Dataset rows for apps and sites:
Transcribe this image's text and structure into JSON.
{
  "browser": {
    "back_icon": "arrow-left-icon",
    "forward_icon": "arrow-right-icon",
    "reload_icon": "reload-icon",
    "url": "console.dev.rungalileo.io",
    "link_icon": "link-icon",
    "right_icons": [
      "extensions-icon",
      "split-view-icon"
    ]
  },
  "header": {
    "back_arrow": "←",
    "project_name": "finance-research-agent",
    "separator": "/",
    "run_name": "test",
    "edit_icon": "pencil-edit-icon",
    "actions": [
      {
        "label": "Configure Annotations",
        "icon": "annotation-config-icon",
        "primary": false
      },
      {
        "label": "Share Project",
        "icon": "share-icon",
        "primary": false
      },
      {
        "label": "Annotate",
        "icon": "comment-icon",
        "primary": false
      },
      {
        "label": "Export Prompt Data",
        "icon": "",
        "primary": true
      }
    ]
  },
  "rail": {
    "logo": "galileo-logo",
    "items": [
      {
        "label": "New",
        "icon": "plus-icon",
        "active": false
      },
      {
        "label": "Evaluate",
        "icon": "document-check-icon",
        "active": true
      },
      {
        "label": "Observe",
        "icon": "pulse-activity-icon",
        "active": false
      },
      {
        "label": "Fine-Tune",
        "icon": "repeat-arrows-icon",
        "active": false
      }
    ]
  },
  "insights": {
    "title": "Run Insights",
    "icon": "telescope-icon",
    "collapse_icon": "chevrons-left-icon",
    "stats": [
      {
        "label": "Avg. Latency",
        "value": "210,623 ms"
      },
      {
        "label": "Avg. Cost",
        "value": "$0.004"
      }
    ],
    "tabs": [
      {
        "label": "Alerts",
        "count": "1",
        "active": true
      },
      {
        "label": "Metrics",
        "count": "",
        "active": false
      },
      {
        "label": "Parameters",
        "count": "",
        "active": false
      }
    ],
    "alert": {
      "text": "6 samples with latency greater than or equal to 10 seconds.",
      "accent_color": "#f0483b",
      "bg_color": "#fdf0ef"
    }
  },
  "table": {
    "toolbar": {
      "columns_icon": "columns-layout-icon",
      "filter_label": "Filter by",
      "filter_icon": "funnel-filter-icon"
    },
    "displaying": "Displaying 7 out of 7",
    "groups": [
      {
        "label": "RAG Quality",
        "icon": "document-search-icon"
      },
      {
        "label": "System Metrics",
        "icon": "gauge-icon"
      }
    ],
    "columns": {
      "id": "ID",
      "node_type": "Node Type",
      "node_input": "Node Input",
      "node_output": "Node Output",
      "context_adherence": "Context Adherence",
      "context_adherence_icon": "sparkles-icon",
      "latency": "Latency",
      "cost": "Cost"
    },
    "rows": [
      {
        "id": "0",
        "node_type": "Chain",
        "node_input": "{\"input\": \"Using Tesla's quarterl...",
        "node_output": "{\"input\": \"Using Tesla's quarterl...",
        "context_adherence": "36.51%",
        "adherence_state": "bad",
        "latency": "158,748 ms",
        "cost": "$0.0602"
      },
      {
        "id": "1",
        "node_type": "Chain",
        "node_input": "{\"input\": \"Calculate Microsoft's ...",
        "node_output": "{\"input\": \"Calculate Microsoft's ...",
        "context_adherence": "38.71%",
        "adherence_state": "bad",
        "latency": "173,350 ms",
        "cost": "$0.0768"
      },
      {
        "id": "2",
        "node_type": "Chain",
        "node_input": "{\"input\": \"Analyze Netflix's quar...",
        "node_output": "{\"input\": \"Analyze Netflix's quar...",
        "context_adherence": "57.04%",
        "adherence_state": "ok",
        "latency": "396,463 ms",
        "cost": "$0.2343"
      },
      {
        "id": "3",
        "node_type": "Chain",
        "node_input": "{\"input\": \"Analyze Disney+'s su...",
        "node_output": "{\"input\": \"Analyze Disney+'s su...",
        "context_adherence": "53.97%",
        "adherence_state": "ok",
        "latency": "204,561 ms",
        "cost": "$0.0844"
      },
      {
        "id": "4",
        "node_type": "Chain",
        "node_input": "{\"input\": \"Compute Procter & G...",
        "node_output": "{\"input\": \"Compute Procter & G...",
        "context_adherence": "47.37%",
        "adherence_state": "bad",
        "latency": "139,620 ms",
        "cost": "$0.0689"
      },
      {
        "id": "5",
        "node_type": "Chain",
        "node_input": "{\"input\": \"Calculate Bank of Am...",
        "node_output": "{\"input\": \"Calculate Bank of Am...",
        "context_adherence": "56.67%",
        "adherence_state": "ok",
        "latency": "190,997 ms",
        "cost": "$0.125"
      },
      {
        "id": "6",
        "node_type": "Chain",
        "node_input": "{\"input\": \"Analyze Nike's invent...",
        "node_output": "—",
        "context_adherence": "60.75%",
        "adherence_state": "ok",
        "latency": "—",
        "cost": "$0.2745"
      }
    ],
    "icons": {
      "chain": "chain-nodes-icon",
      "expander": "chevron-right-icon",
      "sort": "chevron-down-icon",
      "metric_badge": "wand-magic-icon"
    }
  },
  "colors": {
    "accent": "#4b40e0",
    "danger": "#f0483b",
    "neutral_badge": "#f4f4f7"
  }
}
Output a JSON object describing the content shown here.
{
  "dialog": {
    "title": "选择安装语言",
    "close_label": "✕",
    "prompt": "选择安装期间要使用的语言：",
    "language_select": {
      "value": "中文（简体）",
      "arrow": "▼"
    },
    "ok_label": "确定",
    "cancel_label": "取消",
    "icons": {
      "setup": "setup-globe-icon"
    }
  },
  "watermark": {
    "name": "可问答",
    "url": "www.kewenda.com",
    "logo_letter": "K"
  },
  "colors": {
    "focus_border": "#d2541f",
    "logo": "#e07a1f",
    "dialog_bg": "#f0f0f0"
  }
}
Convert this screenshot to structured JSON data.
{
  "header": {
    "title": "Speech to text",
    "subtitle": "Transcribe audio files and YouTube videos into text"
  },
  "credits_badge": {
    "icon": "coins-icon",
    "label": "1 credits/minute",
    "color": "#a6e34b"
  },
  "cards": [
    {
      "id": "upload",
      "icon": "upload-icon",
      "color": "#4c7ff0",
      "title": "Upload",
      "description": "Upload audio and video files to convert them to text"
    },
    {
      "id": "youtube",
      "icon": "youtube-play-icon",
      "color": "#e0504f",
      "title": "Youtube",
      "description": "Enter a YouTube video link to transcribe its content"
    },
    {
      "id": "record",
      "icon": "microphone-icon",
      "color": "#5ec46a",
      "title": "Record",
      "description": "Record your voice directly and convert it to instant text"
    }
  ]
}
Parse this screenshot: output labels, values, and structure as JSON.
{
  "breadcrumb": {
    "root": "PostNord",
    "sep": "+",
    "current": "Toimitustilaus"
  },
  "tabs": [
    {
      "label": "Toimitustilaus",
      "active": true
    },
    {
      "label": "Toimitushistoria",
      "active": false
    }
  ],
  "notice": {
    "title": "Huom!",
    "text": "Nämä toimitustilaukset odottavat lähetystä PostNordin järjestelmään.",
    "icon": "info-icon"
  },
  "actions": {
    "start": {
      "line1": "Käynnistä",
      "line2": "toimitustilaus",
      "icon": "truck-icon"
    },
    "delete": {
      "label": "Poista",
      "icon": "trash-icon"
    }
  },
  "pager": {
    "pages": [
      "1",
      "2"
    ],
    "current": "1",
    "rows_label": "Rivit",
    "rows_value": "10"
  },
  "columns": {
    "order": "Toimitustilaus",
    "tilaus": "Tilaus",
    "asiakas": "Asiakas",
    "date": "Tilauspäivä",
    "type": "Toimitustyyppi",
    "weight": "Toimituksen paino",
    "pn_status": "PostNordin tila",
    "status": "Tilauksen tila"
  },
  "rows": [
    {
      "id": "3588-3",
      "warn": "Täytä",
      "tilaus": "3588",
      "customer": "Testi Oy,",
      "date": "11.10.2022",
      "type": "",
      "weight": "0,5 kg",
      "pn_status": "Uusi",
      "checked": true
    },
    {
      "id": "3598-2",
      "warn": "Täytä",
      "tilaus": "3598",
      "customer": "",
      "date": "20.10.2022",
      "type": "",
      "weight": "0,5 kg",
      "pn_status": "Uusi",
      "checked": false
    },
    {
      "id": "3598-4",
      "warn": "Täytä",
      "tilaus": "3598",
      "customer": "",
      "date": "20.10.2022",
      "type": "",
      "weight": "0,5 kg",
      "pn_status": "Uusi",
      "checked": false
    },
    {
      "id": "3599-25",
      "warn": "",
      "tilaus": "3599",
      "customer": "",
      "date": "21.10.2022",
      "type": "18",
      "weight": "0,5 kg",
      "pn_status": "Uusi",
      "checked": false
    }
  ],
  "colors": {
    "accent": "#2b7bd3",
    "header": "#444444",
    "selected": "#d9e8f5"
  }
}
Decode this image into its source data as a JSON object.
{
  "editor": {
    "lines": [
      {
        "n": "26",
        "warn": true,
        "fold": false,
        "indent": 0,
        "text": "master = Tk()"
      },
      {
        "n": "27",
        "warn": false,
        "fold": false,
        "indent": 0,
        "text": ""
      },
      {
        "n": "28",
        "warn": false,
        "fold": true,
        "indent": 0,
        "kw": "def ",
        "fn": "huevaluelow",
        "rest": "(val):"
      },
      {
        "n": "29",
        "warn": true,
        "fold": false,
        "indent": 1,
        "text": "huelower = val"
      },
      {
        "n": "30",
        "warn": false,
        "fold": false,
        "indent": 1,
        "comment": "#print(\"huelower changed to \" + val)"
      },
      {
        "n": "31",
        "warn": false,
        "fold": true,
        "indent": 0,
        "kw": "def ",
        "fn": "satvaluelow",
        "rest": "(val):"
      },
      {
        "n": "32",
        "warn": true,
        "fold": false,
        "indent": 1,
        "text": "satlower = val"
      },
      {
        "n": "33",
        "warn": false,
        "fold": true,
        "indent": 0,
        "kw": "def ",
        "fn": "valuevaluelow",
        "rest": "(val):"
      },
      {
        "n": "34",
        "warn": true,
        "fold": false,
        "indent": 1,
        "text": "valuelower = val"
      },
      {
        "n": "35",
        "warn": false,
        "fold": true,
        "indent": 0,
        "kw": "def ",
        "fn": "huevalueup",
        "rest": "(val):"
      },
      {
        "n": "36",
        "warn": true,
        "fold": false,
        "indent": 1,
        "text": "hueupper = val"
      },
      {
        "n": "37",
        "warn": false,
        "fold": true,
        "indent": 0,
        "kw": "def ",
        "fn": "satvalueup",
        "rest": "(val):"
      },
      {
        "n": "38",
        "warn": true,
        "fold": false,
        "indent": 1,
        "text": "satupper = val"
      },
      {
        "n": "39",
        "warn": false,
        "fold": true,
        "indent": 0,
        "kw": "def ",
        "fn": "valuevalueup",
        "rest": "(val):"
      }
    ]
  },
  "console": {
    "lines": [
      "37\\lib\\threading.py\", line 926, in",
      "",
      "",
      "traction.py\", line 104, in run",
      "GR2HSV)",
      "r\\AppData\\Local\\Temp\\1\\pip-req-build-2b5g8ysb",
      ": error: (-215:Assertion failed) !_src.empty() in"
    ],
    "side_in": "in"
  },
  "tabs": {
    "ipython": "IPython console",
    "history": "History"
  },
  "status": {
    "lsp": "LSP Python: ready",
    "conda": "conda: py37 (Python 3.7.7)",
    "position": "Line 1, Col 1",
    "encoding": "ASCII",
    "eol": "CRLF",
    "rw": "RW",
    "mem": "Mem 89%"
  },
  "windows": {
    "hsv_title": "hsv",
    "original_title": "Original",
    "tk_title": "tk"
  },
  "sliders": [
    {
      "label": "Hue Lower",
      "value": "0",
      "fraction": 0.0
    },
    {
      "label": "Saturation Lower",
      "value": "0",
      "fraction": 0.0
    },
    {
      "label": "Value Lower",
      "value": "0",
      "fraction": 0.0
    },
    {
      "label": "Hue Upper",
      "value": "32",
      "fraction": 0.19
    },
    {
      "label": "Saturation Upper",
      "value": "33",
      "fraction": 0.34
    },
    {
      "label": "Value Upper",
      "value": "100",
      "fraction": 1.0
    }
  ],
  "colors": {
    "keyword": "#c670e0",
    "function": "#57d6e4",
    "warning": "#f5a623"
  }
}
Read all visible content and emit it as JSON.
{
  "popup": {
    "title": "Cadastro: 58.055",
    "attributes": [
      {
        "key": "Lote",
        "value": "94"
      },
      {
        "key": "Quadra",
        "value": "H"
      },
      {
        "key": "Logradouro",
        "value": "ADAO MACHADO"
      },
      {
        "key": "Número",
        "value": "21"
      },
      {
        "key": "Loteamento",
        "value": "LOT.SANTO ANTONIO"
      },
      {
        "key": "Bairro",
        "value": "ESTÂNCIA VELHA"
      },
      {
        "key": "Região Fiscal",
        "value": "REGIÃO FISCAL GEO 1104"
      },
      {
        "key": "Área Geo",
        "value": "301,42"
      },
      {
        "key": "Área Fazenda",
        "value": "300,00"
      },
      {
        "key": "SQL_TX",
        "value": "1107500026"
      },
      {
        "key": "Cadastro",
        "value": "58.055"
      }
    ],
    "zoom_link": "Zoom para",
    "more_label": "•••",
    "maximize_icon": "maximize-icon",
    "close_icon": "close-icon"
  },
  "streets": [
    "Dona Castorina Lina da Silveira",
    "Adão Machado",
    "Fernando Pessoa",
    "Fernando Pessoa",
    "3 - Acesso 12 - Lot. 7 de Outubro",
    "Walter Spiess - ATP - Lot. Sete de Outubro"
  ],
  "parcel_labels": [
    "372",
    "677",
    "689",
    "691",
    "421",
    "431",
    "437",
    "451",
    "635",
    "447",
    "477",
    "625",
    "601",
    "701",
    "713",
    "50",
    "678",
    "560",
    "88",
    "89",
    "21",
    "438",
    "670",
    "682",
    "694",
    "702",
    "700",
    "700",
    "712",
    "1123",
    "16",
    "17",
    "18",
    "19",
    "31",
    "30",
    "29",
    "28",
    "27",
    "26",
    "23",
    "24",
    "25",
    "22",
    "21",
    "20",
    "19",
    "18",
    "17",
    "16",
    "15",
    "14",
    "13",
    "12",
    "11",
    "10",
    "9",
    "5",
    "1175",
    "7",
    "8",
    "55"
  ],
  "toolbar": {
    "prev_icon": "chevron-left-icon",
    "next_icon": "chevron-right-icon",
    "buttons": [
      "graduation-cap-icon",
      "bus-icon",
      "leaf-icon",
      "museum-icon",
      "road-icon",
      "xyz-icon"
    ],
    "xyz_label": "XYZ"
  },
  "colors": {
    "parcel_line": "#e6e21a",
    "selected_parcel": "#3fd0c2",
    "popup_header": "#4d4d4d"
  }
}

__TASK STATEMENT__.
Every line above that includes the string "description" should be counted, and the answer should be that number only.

__ANSWER SECTION__.
3